# Problem to solve:
Your answer must be the records, copied with no change.

[Excerpts from an interface dataset]

--

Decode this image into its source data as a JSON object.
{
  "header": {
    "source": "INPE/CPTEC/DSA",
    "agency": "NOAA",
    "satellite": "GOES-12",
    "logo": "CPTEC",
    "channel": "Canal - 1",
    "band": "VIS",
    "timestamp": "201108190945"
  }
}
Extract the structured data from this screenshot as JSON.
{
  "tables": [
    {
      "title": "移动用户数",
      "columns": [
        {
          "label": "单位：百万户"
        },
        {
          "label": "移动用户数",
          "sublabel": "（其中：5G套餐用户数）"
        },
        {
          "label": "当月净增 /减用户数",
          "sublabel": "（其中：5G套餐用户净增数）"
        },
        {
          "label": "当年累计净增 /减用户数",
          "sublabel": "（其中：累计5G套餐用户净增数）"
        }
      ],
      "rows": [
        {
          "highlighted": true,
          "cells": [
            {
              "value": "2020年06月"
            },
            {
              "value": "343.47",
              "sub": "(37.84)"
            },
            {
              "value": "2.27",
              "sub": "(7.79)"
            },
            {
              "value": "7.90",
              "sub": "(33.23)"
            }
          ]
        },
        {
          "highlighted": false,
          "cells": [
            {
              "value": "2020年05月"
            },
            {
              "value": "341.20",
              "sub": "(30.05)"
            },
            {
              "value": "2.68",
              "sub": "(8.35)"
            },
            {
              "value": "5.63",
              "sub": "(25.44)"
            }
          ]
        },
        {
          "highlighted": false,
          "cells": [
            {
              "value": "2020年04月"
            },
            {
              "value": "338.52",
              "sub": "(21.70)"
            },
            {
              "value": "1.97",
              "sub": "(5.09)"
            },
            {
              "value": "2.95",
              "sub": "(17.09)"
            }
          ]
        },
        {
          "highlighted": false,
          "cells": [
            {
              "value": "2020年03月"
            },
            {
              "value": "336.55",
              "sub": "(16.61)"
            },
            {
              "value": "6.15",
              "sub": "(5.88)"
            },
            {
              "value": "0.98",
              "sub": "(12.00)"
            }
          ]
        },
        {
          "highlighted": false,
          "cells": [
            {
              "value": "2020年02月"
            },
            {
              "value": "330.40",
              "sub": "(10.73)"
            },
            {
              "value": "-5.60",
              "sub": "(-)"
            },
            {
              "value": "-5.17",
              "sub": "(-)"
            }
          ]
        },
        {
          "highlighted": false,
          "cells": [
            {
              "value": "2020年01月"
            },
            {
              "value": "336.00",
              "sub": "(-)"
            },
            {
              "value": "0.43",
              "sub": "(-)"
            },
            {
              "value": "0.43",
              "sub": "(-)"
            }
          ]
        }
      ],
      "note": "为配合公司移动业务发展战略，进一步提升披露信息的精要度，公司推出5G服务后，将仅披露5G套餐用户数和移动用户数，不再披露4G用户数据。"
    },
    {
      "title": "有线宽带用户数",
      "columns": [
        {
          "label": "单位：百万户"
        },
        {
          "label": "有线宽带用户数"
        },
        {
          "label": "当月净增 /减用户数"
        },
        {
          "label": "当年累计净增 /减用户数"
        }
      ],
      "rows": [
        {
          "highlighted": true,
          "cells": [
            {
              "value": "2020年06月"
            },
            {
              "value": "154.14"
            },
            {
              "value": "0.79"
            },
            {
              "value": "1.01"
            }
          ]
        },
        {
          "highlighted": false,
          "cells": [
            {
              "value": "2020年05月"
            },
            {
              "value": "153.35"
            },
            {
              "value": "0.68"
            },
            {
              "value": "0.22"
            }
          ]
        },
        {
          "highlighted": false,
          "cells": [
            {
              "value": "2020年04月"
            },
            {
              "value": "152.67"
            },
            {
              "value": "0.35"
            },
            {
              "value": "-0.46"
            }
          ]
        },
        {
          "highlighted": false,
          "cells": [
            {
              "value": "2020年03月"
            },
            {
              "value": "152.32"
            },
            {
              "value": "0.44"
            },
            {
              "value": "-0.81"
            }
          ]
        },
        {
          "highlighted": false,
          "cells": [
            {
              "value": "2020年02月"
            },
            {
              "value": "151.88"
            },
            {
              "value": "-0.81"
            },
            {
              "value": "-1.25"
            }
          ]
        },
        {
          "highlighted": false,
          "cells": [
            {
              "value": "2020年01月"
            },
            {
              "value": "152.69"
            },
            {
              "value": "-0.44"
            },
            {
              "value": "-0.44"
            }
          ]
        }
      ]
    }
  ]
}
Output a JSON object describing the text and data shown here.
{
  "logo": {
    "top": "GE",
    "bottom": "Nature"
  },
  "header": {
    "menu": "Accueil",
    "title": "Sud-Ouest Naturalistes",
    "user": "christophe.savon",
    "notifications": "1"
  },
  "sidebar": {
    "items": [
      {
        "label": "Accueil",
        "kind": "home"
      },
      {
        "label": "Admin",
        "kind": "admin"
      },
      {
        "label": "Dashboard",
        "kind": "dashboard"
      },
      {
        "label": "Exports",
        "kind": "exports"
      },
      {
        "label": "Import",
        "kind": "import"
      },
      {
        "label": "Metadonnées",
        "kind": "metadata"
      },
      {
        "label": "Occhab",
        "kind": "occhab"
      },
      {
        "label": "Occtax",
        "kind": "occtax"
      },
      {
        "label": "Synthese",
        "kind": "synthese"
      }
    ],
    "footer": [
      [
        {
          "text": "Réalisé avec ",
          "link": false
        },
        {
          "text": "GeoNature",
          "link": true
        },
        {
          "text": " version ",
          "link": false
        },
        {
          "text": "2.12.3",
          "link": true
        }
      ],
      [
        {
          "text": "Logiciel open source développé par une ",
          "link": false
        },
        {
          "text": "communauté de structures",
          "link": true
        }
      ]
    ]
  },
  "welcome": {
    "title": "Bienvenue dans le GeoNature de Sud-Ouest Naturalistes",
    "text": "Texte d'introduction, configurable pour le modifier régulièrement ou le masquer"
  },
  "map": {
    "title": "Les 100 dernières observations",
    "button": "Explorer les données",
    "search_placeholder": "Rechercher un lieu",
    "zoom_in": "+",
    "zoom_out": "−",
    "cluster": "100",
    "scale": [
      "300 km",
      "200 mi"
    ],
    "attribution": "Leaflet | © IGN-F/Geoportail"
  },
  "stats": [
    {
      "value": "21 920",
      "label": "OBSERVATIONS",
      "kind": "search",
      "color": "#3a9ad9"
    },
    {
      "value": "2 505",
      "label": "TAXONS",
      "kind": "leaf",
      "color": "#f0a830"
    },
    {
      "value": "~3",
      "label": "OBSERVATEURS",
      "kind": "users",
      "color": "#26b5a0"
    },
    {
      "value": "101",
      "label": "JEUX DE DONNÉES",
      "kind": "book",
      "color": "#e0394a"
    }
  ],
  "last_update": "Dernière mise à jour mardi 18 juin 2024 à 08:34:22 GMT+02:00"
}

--

# Task result:
Decode this image into its source data as a JSON object.
{
  "header": {
    "source": "INPE/CPTEC/DSA",
    "agency": "NOAA",
    "satellite": "GOES-12",
    "logo": "CPTEC",
    "channel": "Canal - 1",
    "band": "VIS",
    "timestamp": "201108190945"
  }
}
Extract the structured data from this screenshot as JSON.
{
  "tables": [
    {
      "title": "移动用户数",
      "columns": [
        {
          "label": "单位：百万户"
        },
        {
          "label": "移动用户数",
          "sublabel": "（其中：5G套餐用户数）"
        },
        {
          "label": "当月净增 /减用户数",
          "sublabel": "（其中：5G套餐用户净增数）"
        },
        {
          "label": "当年累计净增 /减用户数",
          "sublabel": "（其中：累计5G套餐用户净增数）"
        }
      ],
      "rows": [
        {
          "highlighted": true,
          "cells": [
            {
              "value": "2020年06月"
            },
            {
              "value": "343.47",
              "sub": "(37.84)"
            },
            {
              "value": "2.27",
              "sub": "(7.79)"
            },
            {
              "value": "7.90",
              "sub": "(33.23)"
            }
          ]
        },
        {
          "highlighted": false,
          "cells": [
            {
              "value": "2020年05月"
            },
            {
              "value": "341.20",
              "sub": "(30.05)"
            },
            {
              "value": "2.68",
              "sub": "(8.35)"
            },
            {
              "value": "5.63",
              "sub": "(25.44)"
            }
          ]
        },
        {
          "highlighted": false,
          "cells": [
            {
              "value": "2020年04月"
            },
            {
              "value": "338.52",
              "sub": "(21.70)"
            },
            {
              "value": "1.97",
              "sub": "(5.09)"
            },
            {
              "value": "2.95",
              "sub": "(17.09)"
            }
          ]
        },
        {
          "highlighted": false,
          "cells": [
            {
              "value": "2020年03月"
            },
            {
              "value": "336.55",
              "sub": "(16.61)"
            },
            {
              "value": "6.15",
              "sub": "(5.88)"
            },
            {
              "value": "0.98",
              "sub": "(12.00)"
            }
          ]
        },
        {
          "highlighted": false,
          "cells": [
            {
              "value": "2020年02月"
            },
            {
              "value": "330.40",
              "sub": "(10.73)"
            },
            {
              "value": "-5.60",
              "sub": "(-)"
            },
            {
              "value": "-5.17",
              "sub": "(-)"
            }
          ]
        },
        {
          "highlighted": false,
          "cells": [
            {
              "value": "2020年01月"
            },
            {
              "value": "336.00",
              "sub": "(-)"
            },
            {
              "value": "0.43",
              "sub": "(-)"
            },
            {
              "value": "0.43",
              "sub": "(-)"
            }
          ]
        }
      ],
      "note": "为配合公司移动业务发展战略，进一步提升披露信息的精要度，公司推出5G服务后，将仅披露5G套餐用户数和移动用户数，不再披露4G用户数据。"
    },
    {
      "title": "有线宽带用户数",
      "columns": [
        {
          "label": "单位：百万户"
        },
        {
          "label": "有线宽带用户数"
        },
        {
          "label": "当月净增 /减用户数"
        },
        {
          "label": "当年累计净增 /减用户数"
        }
      ],
      "rows": [
        {
          "highlighted": true,
          "cells": [
            {
              "value": "2020年06月"
            },
            {
              "value": "154.14"
            },
            {
              "value": "0.79"
            },
            {
              "value": "1.01"
            }
          ]
        },
        {
          "highlighted": false,
          "cells": [
            {
              "value": "2020年05月"
            },
            {
              "value": "153.35"
            },
            {
              "value": "0.68"
            },
            {
              "value": "0.22"
            }
          ]
        },
        {
          "highlighted": false,
          "cells": [
            {
              "value": "2020年04月"
            },
            {
              "value": "152.67"
            },
            {
              "value": "0.35"
            },
            {
              "value": "-0.46"
            }
          ]
        },
        {
          "highlighted": false,
          "cells": [
            {
              "value": "2020年03月"
            },
            {
              "value": "152.32"
            },
            {
              "value": "0.44"
            },
            {
              "value": "-0.81"
            }
          ]
        },
        {
          "highlighted": false,
          "cells": [
            {
              "value": "2020年02月"
            },
            {
              "value": "151.88"
            },
            {
              "value": "-0.81"
            },
            {
              "value": "-1.25"
            }
          ]
        },
        {
          "highlighted": false,
          "cells": [
            {
              "value": "2020年01月"
            },
            {
              "value": "152.69"
            },
            {
              "value": "-0.44"
            },
            {
              "value": "-0.44"
            }
          ]
        }
      ]
    }
  ]
}
Output a JSON object describing the text and data shown here.
{
  "logo": {
    "top": "GE",
    "bottom": "Nature"
  },
  "header": {
    "menu": "Accueil",
    "title": "Sud-Ouest Naturalistes",
    "user": "christophe.savon",
    "notifications": "1"
  },
  "sidebar": {
    "items": [
      {
        "label": "Accueil",
        "kind": "home"
      },
      {
        "label": "Admin",
        "kind": "admin"
      },
      {
        "label": "Dashboard",
        "kind": "dashboard"
      },
      {
        "label": "Exports",
        "kind": "exports"
      },
      {
        "label": "Import",
        "kind": "import"
      },
      {
        "label": "Metadonnées",
        "kind": "metadata"
      },
      {
        "label": "Occhab",
        "kind": "occhab"
      },
      {
        "label": "Occtax",
        "kind": "occtax"
      },
      {
        "label": "Synthese",
        "kind": "synthese"
      }
    ],
    "footer": [
      [
        {
          "text": "Réalisé avec ",
          "link": false
        },
        {
          "text": "GeoNature",
          "link": true
        },
        {
          "text": " version ",
          "link": false
        },
        {
          "text": "2.12.3",
          "link": true
        }
      ],
      [
        {
          "text": "Logiciel open source développé par une ",
          "link": false
        },
        {
          "text": "communauté de structures",
          "link": true
        }
      ]
    ]
  },
  "welcome": {
    "title": "Bienvenue dans le GeoNature de Sud-Ouest Naturalistes",
    "text": "Texte d'introduction, configurable pour le modifier régulièrement ou le masquer"
  },
  "map": {
    "title": "Les 100 dernières observations",
    "button": "Explorer les données",
    "search_placeholder": "Rechercher un lieu",
    "zoom_in": "+",
    "zoom_out": "−",
    "cluster": "100",
    "scale": [
      "300 km",
      "200 mi"
    ],
    "attribution": "Leaflet | © IGN-F/Geoportail"
  },
  "stats": [
    {
      "value": "21 920",
      "label": "OBSERVATIONS",
      "kind": "search",
      "color": "#3a9ad9"
    },
    {
      "value": "2 505",
      "label": "TAXONS",
      "kind": "leaf",
      "color": "#f0a830"
    },
    {
      "value": "~3",
      "label": "OBSERVATEURS",
      "kind": "users",
      "color": "#26b5a0"
    },
    {
      "value": "101",
      "label": "JEUX DE DONNÉES",
      "kind": "book",
      "color": "#e0394a"
    }
  ],
  "last_update": "Dernière mise à jour mardi 18 juin 2024 à 08:34:22 GMT+02:00"
}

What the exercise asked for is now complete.